See, most of us involved in this process, are not full-time volunteers. We don't belong to big organizations. We don't know each other either. But bound together by our commitment to being useful at this time, to share what is within our power to share, even if it's just taking the initiative to send an email, to have a conversation, to reach out. Somehow from eyes, to fingertips, to ears, from eager hearts and hands to hungry mouths - we connect. Each person pushing themselves that little bit beyond the familiar, to embrace the potential of what might be possible. And all of this while most of us are in isolation. See? Miracle!
This was the first real accomplishment I was fortunate to share with a set of perfect strangers, since the Lockdown began. And I treasure it. Reaching out into the world right now reveals so many flaws in the system, so much disconnection, so much distress. Watching the gathering storm, I am in awe of the things that ordinary citizens are accomplishing every day. Sharing food, making masks, looking after others, connecting, talking about, mapping. This city is by no means perfect, but I feel part of something big and beautiful right now. Something which feels to me like new blood reviving an old heart pulsing with urgency, life, and love.

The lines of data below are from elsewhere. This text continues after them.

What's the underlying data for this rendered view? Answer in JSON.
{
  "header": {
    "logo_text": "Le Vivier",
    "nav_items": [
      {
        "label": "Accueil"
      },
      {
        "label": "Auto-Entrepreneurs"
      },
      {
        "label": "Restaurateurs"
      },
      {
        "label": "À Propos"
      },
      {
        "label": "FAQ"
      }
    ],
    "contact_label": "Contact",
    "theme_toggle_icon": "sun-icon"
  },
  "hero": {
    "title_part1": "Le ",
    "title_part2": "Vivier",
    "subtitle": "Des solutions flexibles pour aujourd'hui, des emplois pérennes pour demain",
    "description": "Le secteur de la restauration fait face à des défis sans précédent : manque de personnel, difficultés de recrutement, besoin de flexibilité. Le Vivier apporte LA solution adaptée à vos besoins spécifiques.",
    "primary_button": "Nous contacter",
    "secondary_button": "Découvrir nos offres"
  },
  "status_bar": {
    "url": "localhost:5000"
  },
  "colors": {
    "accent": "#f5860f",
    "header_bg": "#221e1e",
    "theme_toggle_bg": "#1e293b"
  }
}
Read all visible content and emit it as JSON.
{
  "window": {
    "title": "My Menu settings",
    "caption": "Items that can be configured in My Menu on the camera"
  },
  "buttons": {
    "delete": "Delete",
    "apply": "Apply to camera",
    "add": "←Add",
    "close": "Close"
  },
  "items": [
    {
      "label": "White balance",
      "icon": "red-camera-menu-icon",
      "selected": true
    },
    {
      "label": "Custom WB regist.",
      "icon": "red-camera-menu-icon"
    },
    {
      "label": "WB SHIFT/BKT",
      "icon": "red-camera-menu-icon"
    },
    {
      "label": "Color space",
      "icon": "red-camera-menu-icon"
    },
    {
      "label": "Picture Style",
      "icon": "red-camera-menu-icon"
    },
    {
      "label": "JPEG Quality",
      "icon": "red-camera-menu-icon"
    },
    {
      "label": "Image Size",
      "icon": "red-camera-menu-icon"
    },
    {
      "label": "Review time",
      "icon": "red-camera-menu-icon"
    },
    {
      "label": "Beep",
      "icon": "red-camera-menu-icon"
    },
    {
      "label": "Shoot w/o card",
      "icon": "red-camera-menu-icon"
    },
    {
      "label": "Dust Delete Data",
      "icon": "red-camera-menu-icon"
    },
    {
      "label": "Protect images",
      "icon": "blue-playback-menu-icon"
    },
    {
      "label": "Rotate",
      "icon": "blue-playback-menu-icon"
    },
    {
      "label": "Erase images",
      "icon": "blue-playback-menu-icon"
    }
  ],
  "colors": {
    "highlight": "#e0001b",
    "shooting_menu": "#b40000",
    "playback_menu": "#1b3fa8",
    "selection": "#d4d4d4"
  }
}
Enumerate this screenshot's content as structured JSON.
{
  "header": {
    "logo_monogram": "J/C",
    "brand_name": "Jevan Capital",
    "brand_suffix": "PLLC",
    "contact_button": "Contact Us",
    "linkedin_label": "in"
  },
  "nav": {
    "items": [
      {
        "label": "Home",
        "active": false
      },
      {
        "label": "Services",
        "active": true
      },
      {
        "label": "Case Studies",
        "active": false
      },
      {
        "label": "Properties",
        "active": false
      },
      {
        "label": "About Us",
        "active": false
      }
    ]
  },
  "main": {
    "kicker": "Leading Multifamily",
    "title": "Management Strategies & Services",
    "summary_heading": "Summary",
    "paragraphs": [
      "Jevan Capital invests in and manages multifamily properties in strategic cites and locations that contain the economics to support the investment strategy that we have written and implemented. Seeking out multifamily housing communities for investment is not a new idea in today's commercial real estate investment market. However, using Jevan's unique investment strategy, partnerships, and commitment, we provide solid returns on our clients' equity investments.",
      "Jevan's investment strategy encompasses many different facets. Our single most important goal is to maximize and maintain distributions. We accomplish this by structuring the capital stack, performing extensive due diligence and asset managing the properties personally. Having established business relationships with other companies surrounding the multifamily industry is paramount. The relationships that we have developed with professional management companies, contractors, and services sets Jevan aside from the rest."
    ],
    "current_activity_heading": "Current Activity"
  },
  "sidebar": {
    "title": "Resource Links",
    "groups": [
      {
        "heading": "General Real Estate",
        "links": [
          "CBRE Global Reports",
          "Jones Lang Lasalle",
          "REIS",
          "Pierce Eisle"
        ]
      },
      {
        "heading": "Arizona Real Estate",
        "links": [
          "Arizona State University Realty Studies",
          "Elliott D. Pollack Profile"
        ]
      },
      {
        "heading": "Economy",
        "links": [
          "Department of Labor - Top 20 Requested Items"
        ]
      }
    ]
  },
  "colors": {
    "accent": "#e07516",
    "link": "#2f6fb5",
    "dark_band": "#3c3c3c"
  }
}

Right now, our CAN is involved in a number of projects. We have the Khayelitsha Food For 200 Familes fundraising campaign. Some of our members have been helping the Empolweni community who were unlawfully evicted during the Lockdown. Spoiler alert – they won the right to return to their homes. We are involved in making and distributing masks to the CCID, and local workers in the area. We are also building connections with our sister CAN's around us, and as far away as Muizenberg, Durbanville, Kuilsriver, Langeberg, Eersterivier. All of these groups are made up of a mix of citizen volunteers from all walks of life, experienced community organizers, and everything in-between. There is so much work, and something for everyone to do.
If you have been wondering how to get involved, beyond giving donations of money or food, know that every connection counts. Building a forest of people who all have the well-being of the entire community in mind, chances are you can play an essential part somewhere in the story. Whether it's making phone calls, helping to clarify information, helping someone think by listening as they talk through a problem, sharing our calls to action with your friends on Facebook or Instagram, offering to design a poster for a fundraising concert. You name it, there is something to do. And the people you're gonna meet? Chances are you'll feel enriched by knowing them, guaranteed.
The key is to take initiative. Don't wait for permission, but do choose collaboration. If you see something amiss in the group you're in, take time to understand and then become the solution. Yes it can be disorientating in a group where there is no hierarchy, and practical goals far exceed ideology in terms of priority. You can choose what you want to support, and you don't have to agree with everything. Find your niche and bloom baby. We need you.
Photo courtesty of Sascha Poth